AVAILABLE DATA ▸

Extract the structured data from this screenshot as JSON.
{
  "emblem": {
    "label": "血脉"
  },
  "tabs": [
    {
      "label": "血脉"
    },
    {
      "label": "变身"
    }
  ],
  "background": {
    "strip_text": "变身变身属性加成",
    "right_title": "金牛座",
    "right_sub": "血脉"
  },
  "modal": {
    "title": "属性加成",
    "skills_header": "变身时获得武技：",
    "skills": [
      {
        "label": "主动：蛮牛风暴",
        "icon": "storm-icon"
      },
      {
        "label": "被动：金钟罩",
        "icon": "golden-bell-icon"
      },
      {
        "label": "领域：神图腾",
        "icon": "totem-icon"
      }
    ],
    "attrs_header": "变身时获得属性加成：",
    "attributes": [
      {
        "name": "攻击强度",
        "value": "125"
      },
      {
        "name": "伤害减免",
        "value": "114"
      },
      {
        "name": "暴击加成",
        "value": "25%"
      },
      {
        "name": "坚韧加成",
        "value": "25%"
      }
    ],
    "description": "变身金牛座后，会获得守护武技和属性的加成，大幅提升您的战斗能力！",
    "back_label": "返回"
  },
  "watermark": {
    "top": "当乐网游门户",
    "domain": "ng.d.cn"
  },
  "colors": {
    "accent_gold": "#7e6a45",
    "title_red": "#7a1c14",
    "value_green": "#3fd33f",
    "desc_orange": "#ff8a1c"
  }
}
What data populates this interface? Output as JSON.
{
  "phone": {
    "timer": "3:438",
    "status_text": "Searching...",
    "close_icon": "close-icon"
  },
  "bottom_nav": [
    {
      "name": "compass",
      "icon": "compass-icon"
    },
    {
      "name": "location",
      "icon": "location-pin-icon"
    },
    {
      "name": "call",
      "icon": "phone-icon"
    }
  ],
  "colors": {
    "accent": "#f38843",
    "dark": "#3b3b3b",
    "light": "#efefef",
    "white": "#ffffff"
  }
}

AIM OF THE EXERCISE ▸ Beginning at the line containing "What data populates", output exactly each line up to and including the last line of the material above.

TASK SOLUTION ▸
What data populates this interface? Output as JSON.
{
  "phone": {
    "timer": "3:438",
    "status_text": "Searching...",
    "close_icon": "close-icon"
  },
  "bottom_nav": [
    {
      "name": "compass",
      "icon": "compass-icon"
    },
    {
      "name": "location",
      "icon": "location-pin-icon"
    },
    {
      "name": "call",
      "icon": "phone-icon"
    }
  ],
  "colors": {
    "accent": "#f38843",
    "dark": "#3b3b3b",
    "light": "#efefef",
    "white": "#ffffff"
  }
}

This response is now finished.